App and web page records
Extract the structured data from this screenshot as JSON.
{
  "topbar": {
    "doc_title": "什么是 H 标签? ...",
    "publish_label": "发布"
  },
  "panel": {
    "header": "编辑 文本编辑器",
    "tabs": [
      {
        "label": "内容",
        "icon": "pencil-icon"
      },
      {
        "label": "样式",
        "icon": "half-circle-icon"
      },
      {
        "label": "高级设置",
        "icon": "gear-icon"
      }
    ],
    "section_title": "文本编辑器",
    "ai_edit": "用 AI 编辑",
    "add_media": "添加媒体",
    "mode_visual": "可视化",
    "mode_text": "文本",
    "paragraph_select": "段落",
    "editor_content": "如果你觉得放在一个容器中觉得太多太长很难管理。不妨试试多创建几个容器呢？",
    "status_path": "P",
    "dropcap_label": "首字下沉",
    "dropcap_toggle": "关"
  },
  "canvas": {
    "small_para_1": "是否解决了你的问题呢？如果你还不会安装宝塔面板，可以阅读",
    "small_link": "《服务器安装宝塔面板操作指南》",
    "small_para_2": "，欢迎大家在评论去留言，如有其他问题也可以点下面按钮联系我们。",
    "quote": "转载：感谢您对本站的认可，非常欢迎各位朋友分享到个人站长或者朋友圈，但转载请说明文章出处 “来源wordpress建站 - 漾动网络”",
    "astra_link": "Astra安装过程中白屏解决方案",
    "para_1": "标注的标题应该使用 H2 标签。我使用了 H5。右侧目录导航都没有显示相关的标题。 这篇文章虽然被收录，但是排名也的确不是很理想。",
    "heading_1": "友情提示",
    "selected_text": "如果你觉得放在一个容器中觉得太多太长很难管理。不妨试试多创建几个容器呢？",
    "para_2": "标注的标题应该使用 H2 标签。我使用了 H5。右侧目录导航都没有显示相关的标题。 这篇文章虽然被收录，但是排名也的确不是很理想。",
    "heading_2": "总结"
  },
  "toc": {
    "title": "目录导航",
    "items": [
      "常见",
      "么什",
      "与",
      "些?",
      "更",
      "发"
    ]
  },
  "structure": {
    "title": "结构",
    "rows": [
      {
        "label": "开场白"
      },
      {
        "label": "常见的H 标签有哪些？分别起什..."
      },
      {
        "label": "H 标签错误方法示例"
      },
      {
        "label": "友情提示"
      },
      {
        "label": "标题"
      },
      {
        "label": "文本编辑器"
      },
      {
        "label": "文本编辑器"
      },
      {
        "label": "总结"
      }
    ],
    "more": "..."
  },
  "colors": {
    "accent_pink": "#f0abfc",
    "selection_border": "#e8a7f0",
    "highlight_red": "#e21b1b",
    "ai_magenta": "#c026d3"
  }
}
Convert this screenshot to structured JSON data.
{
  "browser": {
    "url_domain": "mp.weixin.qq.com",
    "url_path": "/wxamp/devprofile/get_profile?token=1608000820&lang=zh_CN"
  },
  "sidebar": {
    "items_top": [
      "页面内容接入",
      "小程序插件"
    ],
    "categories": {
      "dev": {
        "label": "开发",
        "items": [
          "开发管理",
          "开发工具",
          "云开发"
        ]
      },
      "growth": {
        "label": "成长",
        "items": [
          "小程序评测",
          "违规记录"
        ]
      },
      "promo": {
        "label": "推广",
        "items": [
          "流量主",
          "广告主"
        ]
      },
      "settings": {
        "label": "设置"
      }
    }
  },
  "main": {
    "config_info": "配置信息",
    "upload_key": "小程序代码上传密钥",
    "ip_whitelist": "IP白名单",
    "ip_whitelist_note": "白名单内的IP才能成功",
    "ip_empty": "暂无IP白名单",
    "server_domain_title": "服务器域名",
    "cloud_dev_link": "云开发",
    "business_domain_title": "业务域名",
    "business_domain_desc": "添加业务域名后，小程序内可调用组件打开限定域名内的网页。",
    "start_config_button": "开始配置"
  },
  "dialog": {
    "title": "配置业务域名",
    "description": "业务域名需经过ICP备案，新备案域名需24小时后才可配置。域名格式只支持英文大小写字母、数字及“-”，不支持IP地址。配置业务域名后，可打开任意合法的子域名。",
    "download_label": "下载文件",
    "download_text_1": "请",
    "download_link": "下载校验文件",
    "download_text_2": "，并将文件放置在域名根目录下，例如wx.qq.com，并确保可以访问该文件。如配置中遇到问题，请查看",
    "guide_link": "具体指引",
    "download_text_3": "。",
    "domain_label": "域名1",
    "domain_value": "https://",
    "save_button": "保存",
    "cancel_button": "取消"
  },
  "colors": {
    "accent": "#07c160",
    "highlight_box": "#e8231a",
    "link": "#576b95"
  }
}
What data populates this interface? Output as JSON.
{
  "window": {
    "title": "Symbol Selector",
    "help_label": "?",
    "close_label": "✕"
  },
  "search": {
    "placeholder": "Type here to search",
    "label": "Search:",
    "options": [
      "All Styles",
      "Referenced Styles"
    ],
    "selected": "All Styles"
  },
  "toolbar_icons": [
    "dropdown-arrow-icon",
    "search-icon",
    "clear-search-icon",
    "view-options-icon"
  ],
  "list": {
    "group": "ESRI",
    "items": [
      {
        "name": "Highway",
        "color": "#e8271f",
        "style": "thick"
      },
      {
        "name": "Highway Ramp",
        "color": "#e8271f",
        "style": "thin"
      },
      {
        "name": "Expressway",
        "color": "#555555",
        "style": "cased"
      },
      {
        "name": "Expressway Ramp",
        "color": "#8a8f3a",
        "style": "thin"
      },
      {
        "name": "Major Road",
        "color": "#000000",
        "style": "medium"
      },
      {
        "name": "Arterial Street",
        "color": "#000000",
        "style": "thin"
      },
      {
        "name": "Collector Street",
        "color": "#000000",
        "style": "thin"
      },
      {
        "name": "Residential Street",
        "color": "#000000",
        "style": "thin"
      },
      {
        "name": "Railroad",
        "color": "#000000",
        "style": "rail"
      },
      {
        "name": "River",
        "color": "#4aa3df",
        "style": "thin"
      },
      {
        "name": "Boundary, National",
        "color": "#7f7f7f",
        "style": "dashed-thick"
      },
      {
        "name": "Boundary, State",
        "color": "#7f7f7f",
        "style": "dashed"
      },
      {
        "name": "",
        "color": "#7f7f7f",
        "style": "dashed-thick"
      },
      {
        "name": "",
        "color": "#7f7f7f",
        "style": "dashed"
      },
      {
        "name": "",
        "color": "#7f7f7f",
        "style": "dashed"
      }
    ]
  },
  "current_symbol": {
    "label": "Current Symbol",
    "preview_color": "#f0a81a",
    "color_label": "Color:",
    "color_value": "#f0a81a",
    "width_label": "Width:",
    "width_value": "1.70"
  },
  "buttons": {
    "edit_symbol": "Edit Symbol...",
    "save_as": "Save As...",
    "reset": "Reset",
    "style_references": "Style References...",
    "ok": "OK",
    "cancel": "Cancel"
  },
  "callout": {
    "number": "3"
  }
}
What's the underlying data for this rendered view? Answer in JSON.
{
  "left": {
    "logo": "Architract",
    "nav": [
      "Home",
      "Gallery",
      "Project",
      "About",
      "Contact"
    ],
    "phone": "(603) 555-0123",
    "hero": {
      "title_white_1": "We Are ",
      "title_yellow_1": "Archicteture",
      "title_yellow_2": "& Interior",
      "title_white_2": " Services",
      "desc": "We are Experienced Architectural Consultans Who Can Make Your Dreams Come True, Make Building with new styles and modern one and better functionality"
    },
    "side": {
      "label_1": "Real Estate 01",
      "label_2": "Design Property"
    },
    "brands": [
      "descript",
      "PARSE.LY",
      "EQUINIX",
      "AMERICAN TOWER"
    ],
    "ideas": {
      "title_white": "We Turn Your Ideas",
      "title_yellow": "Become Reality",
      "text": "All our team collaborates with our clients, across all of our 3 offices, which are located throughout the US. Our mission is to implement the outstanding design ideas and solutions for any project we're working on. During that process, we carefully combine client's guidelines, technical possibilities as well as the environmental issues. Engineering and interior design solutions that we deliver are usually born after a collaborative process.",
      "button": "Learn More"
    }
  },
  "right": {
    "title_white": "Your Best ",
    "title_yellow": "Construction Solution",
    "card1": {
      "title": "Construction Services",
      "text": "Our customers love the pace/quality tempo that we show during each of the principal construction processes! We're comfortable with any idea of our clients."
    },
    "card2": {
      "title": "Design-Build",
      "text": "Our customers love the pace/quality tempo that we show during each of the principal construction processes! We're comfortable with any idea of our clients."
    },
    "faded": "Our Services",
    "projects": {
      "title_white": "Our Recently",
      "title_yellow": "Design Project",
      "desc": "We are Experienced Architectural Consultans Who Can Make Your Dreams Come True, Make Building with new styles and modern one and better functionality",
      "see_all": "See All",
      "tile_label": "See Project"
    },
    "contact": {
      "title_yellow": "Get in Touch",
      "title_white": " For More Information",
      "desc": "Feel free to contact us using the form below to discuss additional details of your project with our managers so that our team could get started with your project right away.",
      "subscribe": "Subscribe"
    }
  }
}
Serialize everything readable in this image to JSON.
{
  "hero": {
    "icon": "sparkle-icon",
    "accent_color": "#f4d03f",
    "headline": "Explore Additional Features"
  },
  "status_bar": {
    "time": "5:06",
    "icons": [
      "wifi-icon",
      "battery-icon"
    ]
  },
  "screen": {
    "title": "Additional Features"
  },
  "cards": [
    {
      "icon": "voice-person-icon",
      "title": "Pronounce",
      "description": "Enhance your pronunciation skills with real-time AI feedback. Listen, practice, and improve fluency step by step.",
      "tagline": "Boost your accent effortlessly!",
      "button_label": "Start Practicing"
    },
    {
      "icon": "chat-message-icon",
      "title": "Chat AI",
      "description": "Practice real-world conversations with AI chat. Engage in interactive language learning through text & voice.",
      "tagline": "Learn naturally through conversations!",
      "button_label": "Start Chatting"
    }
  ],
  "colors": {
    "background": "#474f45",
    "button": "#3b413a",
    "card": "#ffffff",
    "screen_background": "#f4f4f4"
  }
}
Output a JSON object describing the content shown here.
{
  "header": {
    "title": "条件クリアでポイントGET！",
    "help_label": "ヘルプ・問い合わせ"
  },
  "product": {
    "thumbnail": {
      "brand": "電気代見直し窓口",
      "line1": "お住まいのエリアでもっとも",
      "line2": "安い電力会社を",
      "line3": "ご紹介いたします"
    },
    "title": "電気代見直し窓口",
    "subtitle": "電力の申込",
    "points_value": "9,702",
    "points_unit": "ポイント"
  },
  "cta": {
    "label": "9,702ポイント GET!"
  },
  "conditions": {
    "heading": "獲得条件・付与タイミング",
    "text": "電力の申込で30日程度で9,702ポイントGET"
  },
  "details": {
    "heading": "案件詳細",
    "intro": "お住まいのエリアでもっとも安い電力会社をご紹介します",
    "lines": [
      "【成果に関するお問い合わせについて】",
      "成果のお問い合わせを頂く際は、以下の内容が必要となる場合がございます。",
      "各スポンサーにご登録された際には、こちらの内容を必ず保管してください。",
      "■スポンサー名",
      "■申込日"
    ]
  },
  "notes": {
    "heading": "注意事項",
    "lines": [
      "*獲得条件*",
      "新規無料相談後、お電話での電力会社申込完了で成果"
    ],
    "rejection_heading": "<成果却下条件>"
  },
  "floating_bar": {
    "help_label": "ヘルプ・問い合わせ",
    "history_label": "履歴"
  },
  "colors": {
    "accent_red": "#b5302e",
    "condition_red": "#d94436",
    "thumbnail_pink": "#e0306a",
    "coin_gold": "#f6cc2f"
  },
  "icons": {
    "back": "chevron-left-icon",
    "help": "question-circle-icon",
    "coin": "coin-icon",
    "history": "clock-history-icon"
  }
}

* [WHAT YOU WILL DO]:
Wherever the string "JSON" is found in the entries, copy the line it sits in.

* [TASK ANSWER]:
Extract the structured data from this screenshot as JSON.
Convert this screenshot to structured JSON data.
What data populates this interface? Output as JSON.
What's the underlying data for this rendered view? Answer in JSON.
Serialize everything readable in this image to JSON.
Output a JSON object describing the content shown here.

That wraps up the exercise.